Please filter the data down to the lines that include the word "rest" and copy them.

*** Supplied data ***

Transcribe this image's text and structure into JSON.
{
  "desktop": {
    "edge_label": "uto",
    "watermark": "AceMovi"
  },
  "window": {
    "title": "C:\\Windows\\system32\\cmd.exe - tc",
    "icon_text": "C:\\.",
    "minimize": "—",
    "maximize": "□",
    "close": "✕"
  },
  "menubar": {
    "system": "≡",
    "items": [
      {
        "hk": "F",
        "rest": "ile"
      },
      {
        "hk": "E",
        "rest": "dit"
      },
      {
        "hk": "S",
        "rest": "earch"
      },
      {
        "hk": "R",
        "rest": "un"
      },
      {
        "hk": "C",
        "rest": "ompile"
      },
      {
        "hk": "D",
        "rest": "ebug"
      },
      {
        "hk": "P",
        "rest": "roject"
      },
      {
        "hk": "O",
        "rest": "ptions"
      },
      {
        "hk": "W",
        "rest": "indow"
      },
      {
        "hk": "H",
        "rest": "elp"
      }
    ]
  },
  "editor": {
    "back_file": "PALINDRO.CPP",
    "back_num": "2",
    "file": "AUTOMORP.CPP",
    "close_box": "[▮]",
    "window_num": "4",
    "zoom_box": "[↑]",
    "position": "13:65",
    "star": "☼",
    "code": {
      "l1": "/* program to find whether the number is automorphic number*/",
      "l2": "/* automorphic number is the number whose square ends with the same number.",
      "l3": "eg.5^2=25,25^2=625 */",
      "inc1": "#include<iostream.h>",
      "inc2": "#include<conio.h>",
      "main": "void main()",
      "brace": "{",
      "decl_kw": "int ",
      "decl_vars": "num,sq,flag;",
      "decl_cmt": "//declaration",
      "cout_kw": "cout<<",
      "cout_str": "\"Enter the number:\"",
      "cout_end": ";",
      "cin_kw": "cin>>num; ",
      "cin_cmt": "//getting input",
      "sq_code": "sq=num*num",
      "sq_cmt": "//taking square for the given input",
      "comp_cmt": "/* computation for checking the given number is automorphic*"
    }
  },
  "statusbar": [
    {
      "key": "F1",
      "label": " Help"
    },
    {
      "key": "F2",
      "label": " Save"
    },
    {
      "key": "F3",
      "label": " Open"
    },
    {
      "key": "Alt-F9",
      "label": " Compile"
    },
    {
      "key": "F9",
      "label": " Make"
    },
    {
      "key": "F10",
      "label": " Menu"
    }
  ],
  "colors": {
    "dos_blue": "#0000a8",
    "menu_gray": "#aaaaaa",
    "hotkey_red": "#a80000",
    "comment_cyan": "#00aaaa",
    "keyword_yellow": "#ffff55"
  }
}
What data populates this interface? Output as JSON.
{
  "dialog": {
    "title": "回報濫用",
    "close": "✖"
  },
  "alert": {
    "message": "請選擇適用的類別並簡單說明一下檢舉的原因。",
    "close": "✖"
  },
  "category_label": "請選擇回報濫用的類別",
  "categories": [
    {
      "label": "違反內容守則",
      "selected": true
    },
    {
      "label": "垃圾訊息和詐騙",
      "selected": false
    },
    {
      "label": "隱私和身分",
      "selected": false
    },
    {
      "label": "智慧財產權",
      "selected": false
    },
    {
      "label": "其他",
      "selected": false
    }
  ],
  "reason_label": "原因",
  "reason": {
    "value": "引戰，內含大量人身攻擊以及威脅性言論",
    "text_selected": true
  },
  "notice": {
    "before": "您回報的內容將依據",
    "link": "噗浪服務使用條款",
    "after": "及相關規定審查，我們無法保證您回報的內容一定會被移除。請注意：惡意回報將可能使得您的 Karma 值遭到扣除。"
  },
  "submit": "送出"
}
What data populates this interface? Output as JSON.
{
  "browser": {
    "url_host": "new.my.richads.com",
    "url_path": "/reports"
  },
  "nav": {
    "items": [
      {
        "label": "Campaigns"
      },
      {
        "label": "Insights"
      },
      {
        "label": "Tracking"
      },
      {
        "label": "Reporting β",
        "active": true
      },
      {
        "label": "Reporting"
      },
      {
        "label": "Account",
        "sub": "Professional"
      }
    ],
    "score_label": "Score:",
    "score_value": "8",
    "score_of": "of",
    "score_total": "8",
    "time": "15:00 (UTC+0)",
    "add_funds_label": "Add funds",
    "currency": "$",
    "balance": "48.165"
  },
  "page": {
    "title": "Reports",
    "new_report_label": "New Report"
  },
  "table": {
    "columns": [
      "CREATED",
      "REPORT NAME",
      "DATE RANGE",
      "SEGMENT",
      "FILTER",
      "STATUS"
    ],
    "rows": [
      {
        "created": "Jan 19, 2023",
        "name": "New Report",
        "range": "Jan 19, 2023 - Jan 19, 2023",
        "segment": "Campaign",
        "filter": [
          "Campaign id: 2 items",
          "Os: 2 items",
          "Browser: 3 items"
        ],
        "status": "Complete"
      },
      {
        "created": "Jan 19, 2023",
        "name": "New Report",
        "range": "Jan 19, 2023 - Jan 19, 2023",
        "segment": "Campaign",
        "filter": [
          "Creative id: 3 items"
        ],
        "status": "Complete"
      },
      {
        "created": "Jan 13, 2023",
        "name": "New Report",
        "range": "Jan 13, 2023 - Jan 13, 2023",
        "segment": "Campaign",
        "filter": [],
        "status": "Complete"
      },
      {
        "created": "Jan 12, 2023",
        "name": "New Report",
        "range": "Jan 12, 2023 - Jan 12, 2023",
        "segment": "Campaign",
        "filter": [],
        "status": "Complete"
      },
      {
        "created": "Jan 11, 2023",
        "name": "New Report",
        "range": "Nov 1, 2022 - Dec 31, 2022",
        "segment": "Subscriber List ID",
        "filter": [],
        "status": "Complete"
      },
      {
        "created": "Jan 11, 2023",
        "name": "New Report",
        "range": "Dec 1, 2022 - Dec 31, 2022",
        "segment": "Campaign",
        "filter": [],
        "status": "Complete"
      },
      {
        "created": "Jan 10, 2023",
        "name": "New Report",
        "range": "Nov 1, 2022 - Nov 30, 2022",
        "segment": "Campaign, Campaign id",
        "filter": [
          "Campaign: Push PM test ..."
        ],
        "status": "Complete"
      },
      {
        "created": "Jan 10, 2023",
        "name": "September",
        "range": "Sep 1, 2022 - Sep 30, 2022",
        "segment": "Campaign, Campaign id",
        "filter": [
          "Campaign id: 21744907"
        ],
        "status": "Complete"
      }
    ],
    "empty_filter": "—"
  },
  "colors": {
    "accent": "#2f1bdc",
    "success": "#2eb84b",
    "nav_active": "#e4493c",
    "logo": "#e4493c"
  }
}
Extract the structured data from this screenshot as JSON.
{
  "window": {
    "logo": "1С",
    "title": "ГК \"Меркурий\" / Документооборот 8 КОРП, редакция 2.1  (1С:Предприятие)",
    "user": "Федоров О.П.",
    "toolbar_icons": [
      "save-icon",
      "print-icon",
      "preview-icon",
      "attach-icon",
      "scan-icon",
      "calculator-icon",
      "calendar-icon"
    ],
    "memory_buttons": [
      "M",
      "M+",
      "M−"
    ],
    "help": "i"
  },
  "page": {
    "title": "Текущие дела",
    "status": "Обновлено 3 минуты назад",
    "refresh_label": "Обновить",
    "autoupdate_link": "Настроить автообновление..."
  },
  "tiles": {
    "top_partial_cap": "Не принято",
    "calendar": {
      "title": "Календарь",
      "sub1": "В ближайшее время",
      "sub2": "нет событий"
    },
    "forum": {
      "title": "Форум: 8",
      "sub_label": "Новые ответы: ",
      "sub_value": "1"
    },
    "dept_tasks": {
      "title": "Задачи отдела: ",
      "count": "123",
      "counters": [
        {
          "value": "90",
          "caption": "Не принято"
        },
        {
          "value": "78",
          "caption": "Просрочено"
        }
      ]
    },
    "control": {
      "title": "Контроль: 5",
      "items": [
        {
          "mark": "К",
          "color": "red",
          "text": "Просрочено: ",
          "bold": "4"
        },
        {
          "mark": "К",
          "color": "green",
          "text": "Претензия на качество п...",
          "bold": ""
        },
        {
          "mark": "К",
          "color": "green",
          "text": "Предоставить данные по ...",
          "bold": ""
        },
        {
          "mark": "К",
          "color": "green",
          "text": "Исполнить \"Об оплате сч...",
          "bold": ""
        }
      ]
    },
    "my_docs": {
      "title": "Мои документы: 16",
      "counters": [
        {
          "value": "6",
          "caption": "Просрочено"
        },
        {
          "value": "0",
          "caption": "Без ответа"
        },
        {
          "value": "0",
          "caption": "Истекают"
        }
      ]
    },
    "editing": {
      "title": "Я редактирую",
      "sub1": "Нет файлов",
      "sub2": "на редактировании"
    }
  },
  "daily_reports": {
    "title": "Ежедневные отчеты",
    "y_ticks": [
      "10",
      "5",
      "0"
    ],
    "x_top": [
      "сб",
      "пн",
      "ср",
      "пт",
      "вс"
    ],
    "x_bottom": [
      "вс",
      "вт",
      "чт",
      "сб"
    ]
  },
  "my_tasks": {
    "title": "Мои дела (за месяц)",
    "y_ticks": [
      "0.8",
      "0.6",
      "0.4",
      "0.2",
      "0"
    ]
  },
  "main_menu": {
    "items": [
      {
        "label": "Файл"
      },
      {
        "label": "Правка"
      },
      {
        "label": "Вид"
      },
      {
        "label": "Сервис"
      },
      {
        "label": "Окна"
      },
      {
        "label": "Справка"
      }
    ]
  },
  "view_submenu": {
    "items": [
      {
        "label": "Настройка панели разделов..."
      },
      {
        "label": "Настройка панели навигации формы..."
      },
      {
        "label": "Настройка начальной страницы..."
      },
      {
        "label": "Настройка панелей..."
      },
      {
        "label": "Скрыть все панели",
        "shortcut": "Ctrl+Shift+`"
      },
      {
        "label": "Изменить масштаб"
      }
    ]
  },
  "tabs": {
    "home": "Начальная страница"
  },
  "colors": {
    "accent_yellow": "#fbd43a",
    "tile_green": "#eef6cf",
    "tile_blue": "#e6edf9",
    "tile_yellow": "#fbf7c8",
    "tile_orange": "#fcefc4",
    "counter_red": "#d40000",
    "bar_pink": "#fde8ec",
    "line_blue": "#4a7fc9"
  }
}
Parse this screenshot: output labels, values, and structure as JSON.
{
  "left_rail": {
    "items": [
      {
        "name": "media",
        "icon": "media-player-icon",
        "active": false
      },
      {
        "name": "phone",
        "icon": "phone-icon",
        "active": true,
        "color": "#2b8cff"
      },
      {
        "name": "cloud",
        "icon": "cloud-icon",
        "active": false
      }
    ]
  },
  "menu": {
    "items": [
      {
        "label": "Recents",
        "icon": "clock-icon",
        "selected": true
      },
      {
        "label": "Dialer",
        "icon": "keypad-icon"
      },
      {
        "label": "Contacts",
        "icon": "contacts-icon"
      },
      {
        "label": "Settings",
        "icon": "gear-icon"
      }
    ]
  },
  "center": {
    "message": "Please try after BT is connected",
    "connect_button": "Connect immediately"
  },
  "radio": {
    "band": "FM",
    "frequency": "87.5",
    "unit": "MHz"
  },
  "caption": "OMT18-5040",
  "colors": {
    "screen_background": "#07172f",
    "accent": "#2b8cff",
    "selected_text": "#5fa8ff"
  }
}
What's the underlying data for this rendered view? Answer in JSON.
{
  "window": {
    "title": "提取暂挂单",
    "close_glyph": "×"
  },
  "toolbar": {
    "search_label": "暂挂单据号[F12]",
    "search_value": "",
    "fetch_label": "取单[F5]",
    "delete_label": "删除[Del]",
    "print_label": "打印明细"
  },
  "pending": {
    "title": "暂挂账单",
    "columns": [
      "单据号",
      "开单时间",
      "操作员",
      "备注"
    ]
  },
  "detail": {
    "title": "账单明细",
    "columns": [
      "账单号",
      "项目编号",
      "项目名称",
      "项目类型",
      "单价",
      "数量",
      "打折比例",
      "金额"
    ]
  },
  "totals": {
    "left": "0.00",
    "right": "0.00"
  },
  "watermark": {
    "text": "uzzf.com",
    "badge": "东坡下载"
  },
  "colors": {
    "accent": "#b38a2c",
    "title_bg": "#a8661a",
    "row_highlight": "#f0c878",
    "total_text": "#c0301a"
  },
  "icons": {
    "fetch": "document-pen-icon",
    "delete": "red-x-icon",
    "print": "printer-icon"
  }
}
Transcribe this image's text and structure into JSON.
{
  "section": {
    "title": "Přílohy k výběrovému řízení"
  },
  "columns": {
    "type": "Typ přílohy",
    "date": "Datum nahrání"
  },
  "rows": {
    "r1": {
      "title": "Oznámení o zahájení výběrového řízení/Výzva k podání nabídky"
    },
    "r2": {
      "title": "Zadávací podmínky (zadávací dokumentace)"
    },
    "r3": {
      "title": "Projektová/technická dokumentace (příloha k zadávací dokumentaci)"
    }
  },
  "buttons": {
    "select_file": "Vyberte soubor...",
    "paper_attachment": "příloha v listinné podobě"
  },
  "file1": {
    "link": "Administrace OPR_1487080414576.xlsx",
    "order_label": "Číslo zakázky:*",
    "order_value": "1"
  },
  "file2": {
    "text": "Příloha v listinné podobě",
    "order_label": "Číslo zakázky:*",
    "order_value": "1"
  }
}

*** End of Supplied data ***

*Exercise answer*:
        "rest": "ile"
        "rest": "dit"
        "rest": "earch"
        "rest": "un"
        "rest": "ompile"
        "rest": "ebug"
        "rest": "roject"
        "rest": "ptions"
        "rest": "indow"
        "rest": "elp"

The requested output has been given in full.